THE words Castle and Tower featured prominently this week in parliament. This was nothing to do with medieval history however, but with two figures who will surely go down in history as people who changed things for the better.
Let's talk about the Castle first. Barbara Castle died recently, and a commemoration of her life was held this in the very building where the Labour Party was founded, Westminster Methodist Hall, across the road from the House of Commons.
The event was hosted by Neil Kinnock and had a line up consisting of the big beasts of Labour politics: Tony Blair, Gordon Brown, Jack Straw, Glenys Kinnock and Michael Foot. But there was also a touching personal tribute from her niece, who described how Barbara's fierce questioning of suitors drove away a few potential boyfriends. She also organised an annual ‘voice projection competition' for all her nephews and nieces in the hope that they might follow her into politics.
Michael Foot, before he became MP for Ebbw Vale, tried to teach Barbara to drive in the 1930s. It all ended in tears when she pranged his beloved Austin 7. He reflected on the irony that 30 years later she became the Transport Minister who brought in the breathalyser.
Other speakers reminded the audience that Barbara was, above all, a fighter. Her autobiography was called Fighting All the Way. In the relatively short time she was in government, her achievements were remarkable. For example between 1974 and 1976, when the government barely had a majority in the Commons, she brought in the Equal Pay Act, Earnings Related Pensions and Child Benefit.
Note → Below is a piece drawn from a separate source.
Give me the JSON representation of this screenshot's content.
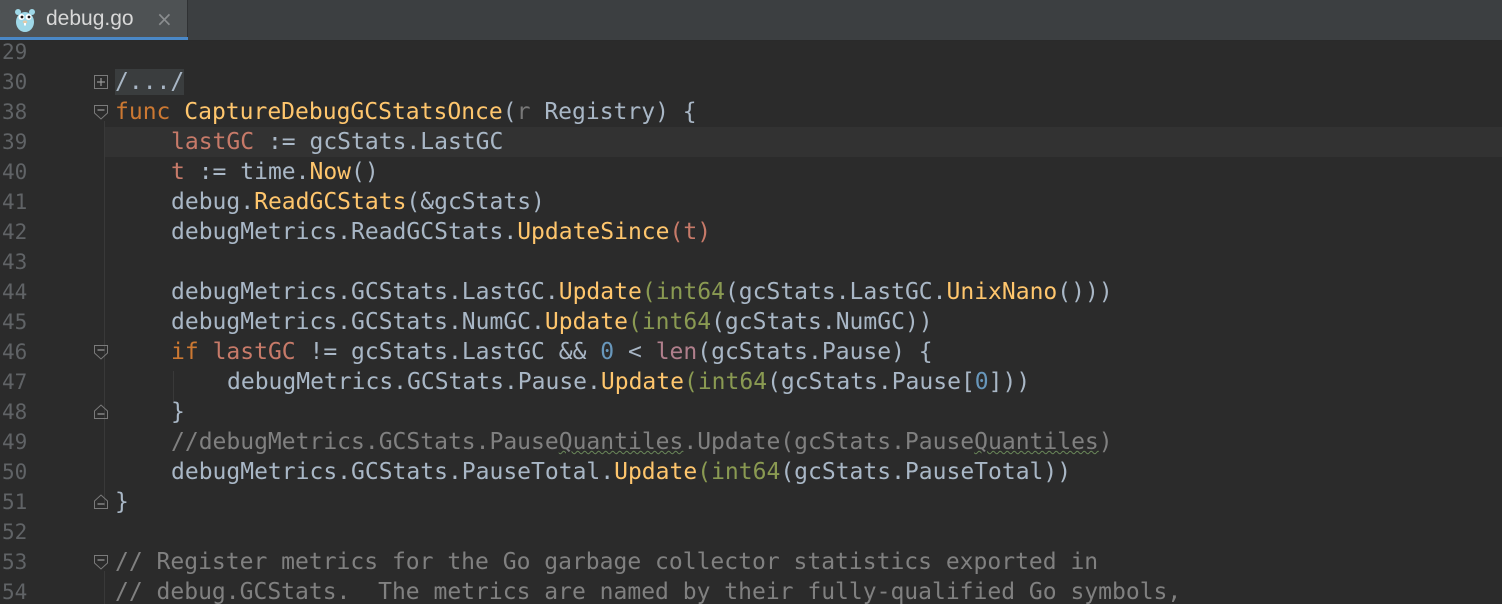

In 1964 she set up the Department for Overseas Development.
Perhaps most surprising was the observation of the Foreign Secretary Jack Straw, who was her special adviser in the 1970s.
Behind him on the stage, hidden beneath a red velvet cloth, was a sculpted head. I wondered whether it was the recently decapitated head from the marble statue of Mrs. Thatcher.
In fact it was a new bust of Barbara commissioned by the House of Commons. Jack Straw revealed that despite their polarised politics, Barbara had a touching fellow feeling for Margaret Thatcher. Like her, she had fought her way to the top in the macho world of politics. But she also had a wistful sense that Mrs. Thatcher was first where she might have been.
She may have succeeded Harold Wilson as Labour Prime Minister had she not fallen out with the trade unions in the late 1960s. This was the period that allowed Jim Callaghan, the MP for Cardiff South, to emerge as the probable successor.
From Castle to Tower. The man who led the miners of Tower Colliery in saving their own pit was in the Commons this week launching a book about the worker's buy-out and his life.
Tyrone O'Sullivan is an authentic working class hero who typically will not accept that praise, but insists that the men and their families were the real heroes. But there is no doubt that Tyrone's passionate leadership was crucial in persuading the miners to plough their savings and redundancy money into a mine which British Coal said could not pay.
Seven and a half years later they are still going. Tyrone was introduced by the excellent Ann Clwyd MP, who spent 29 continuous hours underground in 1994 in a protest to keep the mine open.
Tower and castle, Tyrone and Barbara, two people linked by a common trait; a determination to fight to leave the world a better place that they found it.